Friday, November 28, 2014

Drosera prolifera seems to be doing better

I received a Drosera prolifera back in April from the NASC Auction. It struggled for a while in my care, and by August or so it was looking pretty shot.

Drosera prolifera looking terrible.
This poor plant looks fried.
I suspect its original conditions had had somewhat lower light and decidedly higher humidity. This photo was actually taken shortly after I moved it from its original position directly under the lights to a new one at the edge of the tray, where the light is somewhat reduced. I guess my instinct with this plant was correct, because it's looking pretty good lately.

Drosera prolifera.
It's really neat seeing them reach up out of the moss.
Also looking good is that Sphagnum. It's growing like crazy, and it's all the D. prolifera can do to reach up above it with its extra long petioles. There are also several babies poking up around the pot.

Drosera prolifera plantlet.
D. prolifera plantlets have to work to not get swallowed by moss.
Drosera prolifera plantlet.
Living Sphagnum is a pretty cool potting medium, but it makes the plants work for it.
One thing I've noticed about plants I receive from other growers is that sometimes they'll severely shrink back in my conditions and then regrow nicely. One thing it's good to know when trading or buying plants is what their typical growing conditions are. It can help you acclimate them to their new homes more easily.

My Drosera adelae (another of the Three Sisters of Queensland, and a close relative of D. prolifera) is going bonkers.

Drosera adelae bush.
Look at this ridiculous D. adelae bush. I wonder if this is how they look in habitat.
It's also sending roots out the bottom of the pot and tossing up plantlets in the tray water.

Drosera adelae plantlets in the tray water.
I should take care that the roots don't invade other pots.
I sorta feel silly deciding to do some leaf cuttings of D. adelae as part of the Summer Batch. The cutting that struck is looking cute though!

Drosera adelae plantlets.
It's so pretty and gem-like when small like this.
Wish I could get that nice red color on my mature plants.

Finally, in non-carnivorous news, there's a flower bud forming on my Aloe x spinosissima.

Aloe x spinosissima flower bud.
Aloes bloom in winter, and there are lots planted around the Bay. It's a real treat.
This is the first year it will bloom, and I'm excited. Aloe flowers are really pretty.


  1. Wow, that D. adelae is very crazy, looks like you got plenty of plants to sell and trade!

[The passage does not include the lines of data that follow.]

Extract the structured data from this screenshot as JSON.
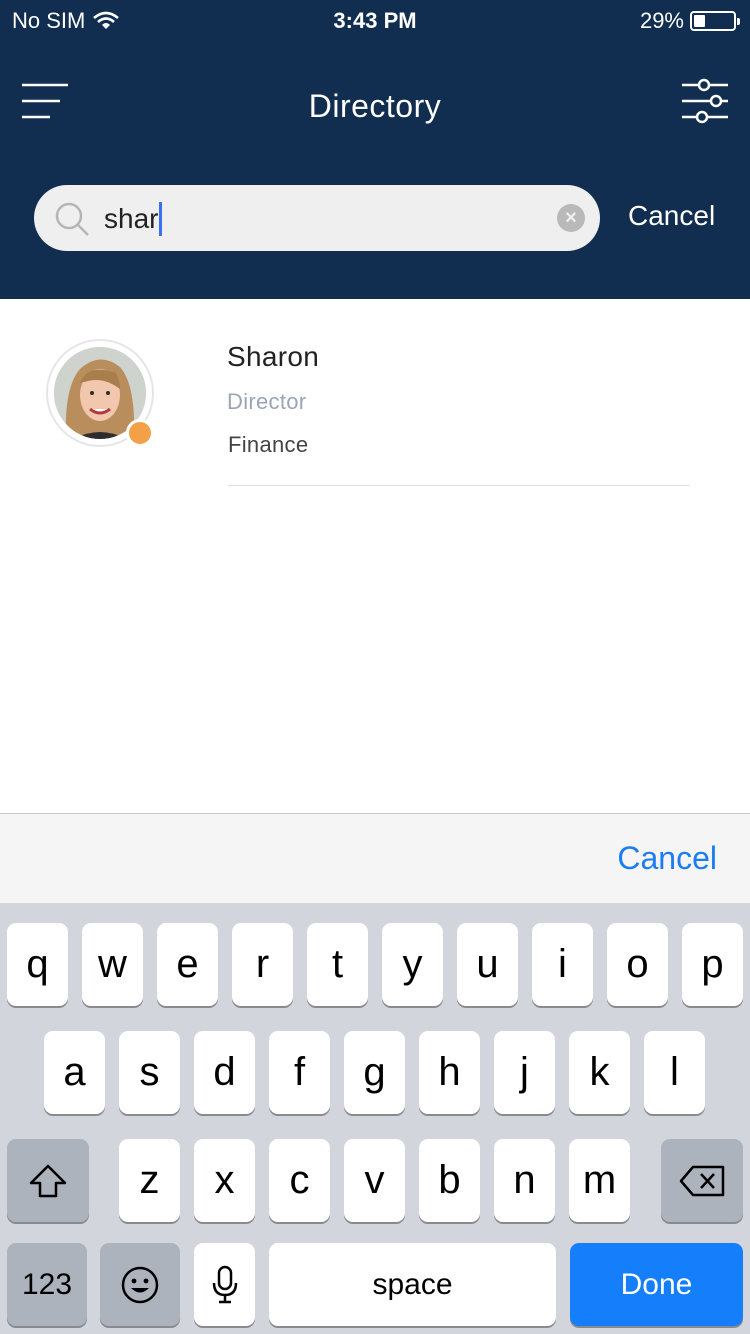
{
  "status_bar": {
    "carrier": "No SIM",
    "time": "3:43 PM",
    "battery_percent": "29%",
    "battery_level": 0.29
  },
  "header": {
    "title": "Directory",
    "menu_icon": "hamburger-menu-icon",
    "filter_icon": "sliders-filter-icon"
  },
  "search": {
    "value": "shar",
    "cancel_label": "Cancel"
  },
  "results": [
    {
      "name": "Sharon",
      "title": "Director",
      "department": "Finance",
      "presence_color": "#f4a049"
    }
  ],
  "accessory": {
    "cancel_label": "Cancel"
  },
  "keyboard": {
    "row1": [
      "q",
      "w",
      "e",
      "r",
      "t",
      "y",
      "u",
      "i",
      "o",
      "p"
    ],
    "row2": [
      "a",
      "s",
      "d",
      "f",
      "g",
      "h",
      "j",
      "k",
      "l"
    ],
    "row3": [
      "z",
      "x",
      "c",
      "v",
      "b",
      "n",
      "m"
    ],
    "numbers_label": "123",
    "space_label": "space",
    "done_label": "Done"
  },
  "colors": {
    "header_bg": "#112d4f",
    "accent_blue": "#147efb",
    "presence_away": "#f4a049"
  }
}
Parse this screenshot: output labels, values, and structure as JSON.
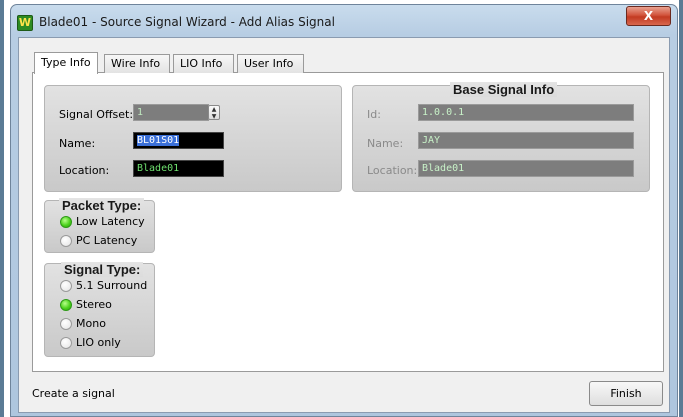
{
  "window": {
    "title": "Blade01 - Source Signal Wizard - Add Alias Signal",
    "app_icon_glyph": "W",
    "close_glyph": "X"
  },
  "tabs": [
    {
      "label": "Type Info",
      "active": true
    },
    {
      "label": "Wire Info",
      "active": false
    },
    {
      "label": "LIO Info",
      "active": false
    },
    {
      "label": "User Info",
      "active": false
    }
  ],
  "signal_group": {
    "offset_label": "Signal Offset:",
    "offset_value": "1",
    "name_label": "Name:",
    "name_value": "BL01S01",
    "location_label": "Location:",
    "location_value": "Blade01"
  },
  "base_signal_info": {
    "title": "Base Signal Info",
    "id_label": "Id:",
    "id_value": "1.0.0.1",
    "name_label": "Name:",
    "name_value": "JAY",
    "location_label": "Location:",
    "location_value": "Blade01"
  },
  "packet_type": {
    "title": "Packet Type:",
    "options": [
      {
        "label": "Low Latency",
        "selected": true
      },
      {
        "label": "PC Latency",
        "selected": false
      }
    ]
  },
  "signal_type": {
    "title": "Signal Type:",
    "options": [
      {
        "label": "5.1 Surround",
        "selected": false
      },
      {
        "label": "Stereo",
        "selected": true
      },
      {
        "label": "Mono",
        "selected": false
      },
      {
        "label": "LIO only",
        "selected": false
      }
    ]
  },
  "footer": {
    "status_text": "Create a signal",
    "finish_label": "Finish"
  },
  "colors": {
    "field_text": "#6fe06f",
    "radio_selected": "#4dd21d",
    "close_button": "#c23a22"
  }
}
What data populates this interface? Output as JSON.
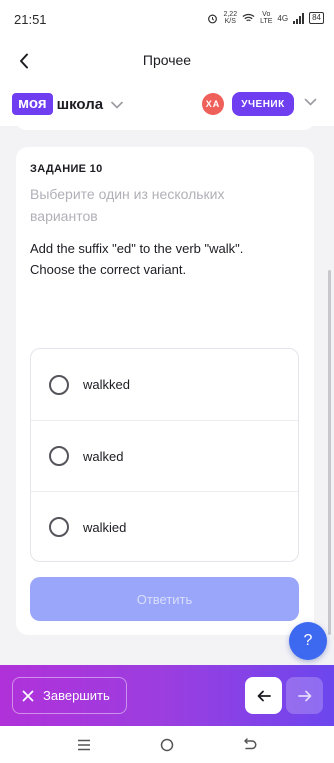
{
  "status_bar": {
    "time": "21:51",
    "speed_value": "2,22",
    "speed_unit": "K/S",
    "network_top": "Vo",
    "network_bottom": "LTE",
    "signal": "4G",
    "battery": "84"
  },
  "header": {
    "title": "Прочее",
    "back_icon": "arrow-left-icon"
  },
  "brand": {
    "logo_part1": "моя",
    "logo_part2": "школа",
    "avatar_initials": "ХА",
    "role_badge": "УЧЕНИК",
    "accent_color": "#6f3ef0",
    "avatar_color": "#f0605a"
  },
  "task": {
    "label": "ЗАДАНИЕ 10",
    "hint": "Выберите один из нескольких вариантов",
    "question": "Add the suffix \"ed\" to the verb \"walk\". Choose the correct variant.",
    "options": [
      {
        "label": "walkked",
        "selected": false
      },
      {
        "label": "walked",
        "selected": false
      },
      {
        "label": "walkied",
        "selected": false
      }
    ],
    "submit_label": "Ответить",
    "submit_color": "#9aa6fa"
  },
  "help": {
    "label": "?",
    "color": "#3d68f0"
  },
  "bottom_bar": {
    "finish_label": "Завершить",
    "prev_icon": "arrow-left-icon",
    "next_icon": "arrow-right-icon"
  },
  "system_nav": {
    "items": [
      "menu-icon",
      "home-icon",
      "back-icon"
    ]
  }
}
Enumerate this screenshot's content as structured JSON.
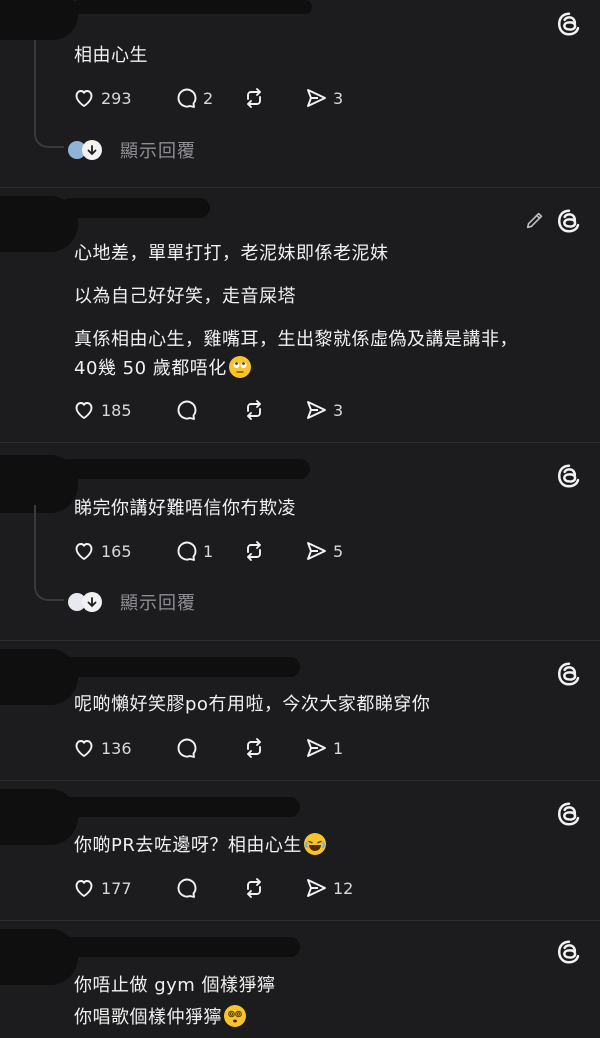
{
  "posts": [
    {
      "lines": [
        "相由心生"
      ],
      "likes": "293",
      "replies": "2",
      "shares": "3",
      "show_replies": "顯示回覆"
    },
    {
      "lines": [
        "心地差，單單打打，老泥妹即係老泥妹",
        "以為自己好好笑，走音屎塔",
        "真係相由心生，雞嘴耳，生出黎就係虛偽及講是講非，",
        "40幾 50 歲都唔化"
      ],
      "likes": "185",
      "replies": "",
      "shares": "3"
    },
    {
      "lines": [
        "睇完你講好難唔信你冇欺凌"
      ],
      "likes": "165",
      "replies": "1",
      "shares": "5",
      "show_replies": "顯示回覆"
    },
    {
      "lines": [
        "呢啲懶好笑膠po冇用啦，今次大家都睇穿你"
      ],
      "likes": "136",
      "replies": "",
      "shares": "1"
    },
    {
      "lines": [
        "你啲PR去咗邊呀？相由心生"
      ],
      "likes": "177",
      "replies": "",
      "shares": "12"
    },
    {
      "lines": [
        "你唔止做 gym 個樣猙獰",
        "你唱歌個樣仲猙獰"
      ]
    }
  ],
  "icons": {
    "threads": "threads-logo-icon",
    "like": "heart-icon",
    "reply": "speech-bubble-icon",
    "repost": "repost-icon",
    "share": "send-icon",
    "edit": "pencil-icon"
  },
  "colors": {
    "background": "#1c1c1e",
    "text": "#f0f0f0",
    "muted": "#8e8e93"
  }
}
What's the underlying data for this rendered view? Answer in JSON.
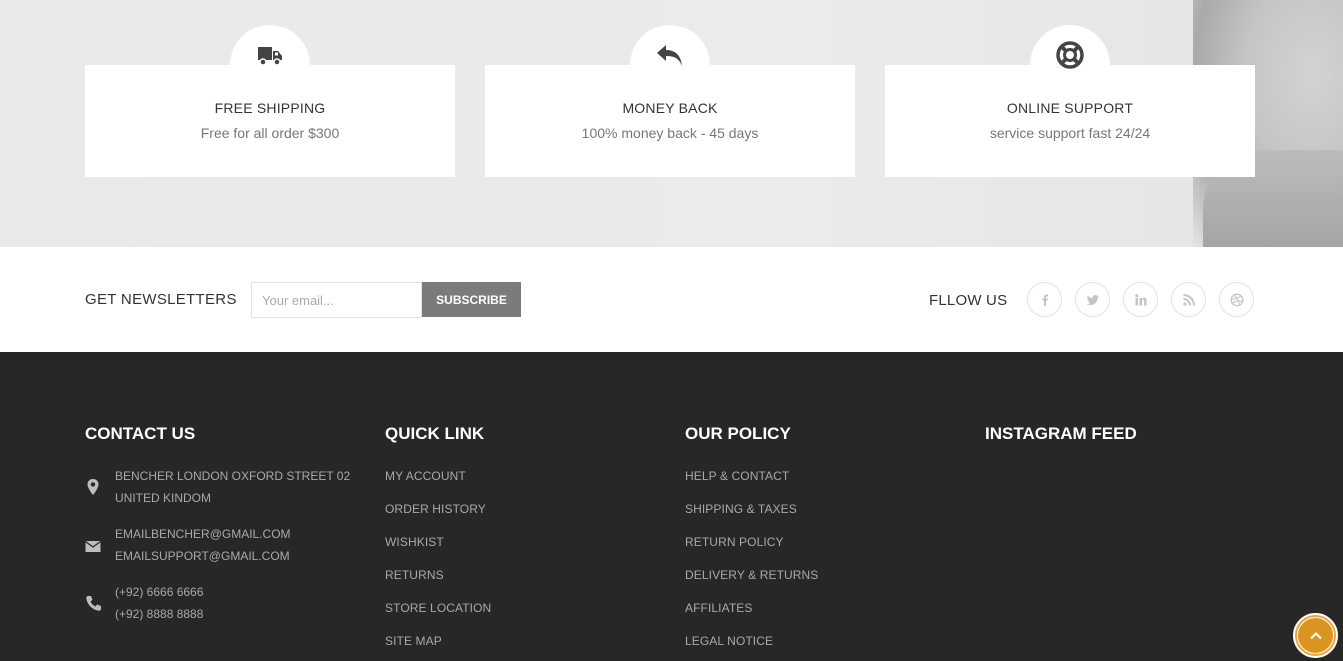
{
  "services": [
    {
      "title": "FREE SHIPPING",
      "subtitle": "Free for all order $300",
      "icon": "truck-icon"
    },
    {
      "title": "MONEY BACK",
      "subtitle": "100% money back - 45 days",
      "icon": "reply-arrow-icon"
    },
    {
      "title": "ONLINE SUPPORT",
      "subtitle": "service support fast 24/24",
      "icon": "lifebuoy-icon"
    }
  ],
  "newsletter": {
    "title": "GET NEWSLETTERS",
    "placeholder": "Your email...",
    "button": "SUBSCRIBE"
  },
  "follow": {
    "title": "FLLOW US",
    "icons": [
      "facebook-icon",
      "twitter-icon",
      "linkedin-icon",
      "rss-icon",
      "dribbble-icon"
    ]
  },
  "footer": {
    "contact": {
      "title": "CONTACT US",
      "address": [
        "BENCHER LONDON OXFORD STREET 02",
        "UNITED KINDOM"
      ],
      "emails": [
        "EMAILBENCHER@GMAIL.COM",
        "EMAILSUPPORT@GMAIL.COM"
      ],
      "phones": [
        "(+92) 6666 6666",
        "(+92) 8888 8888"
      ]
    },
    "quick_link": {
      "title": "QUICK LINK",
      "items": [
        "MY ACCOUNT",
        "ORDER HISTORY",
        "WISHKIST",
        "RETURNS",
        "STORE LOCATION",
        "SITE MAP"
      ]
    },
    "policy": {
      "title": "OUR POLICY",
      "items": [
        "HELP & CONTACT",
        "SHIPPING & TAXES",
        "RETURN POLICY",
        "DELIVERY & RETURNS",
        "AFFILIATES",
        "LEGAL NOTICE"
      ]
    },
    "instagram": {
      "title": "INSTAGRAM FEED"
    }
  },
  "colors": {
    "footer_bg": "#272727",
    "accent": "#e9a53b",
    "button_bg": "#7b7b7b"
  }
}
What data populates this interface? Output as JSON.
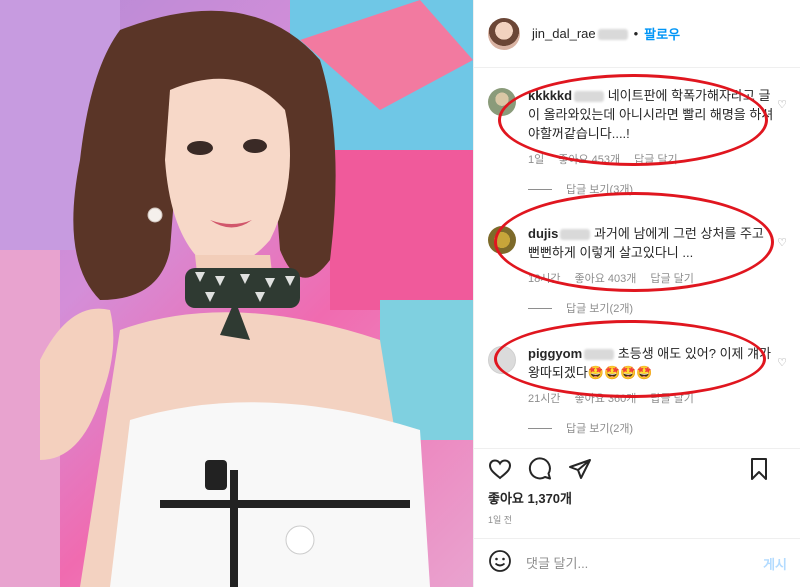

    1. Hahahah, yeah if I ever get around to repotting it. I bet I could separate off plantlets pretty easily. I should add it to the sales page.

  2. Yea, it's very easy, you just pull them and they usually come right out with a few of there roots too.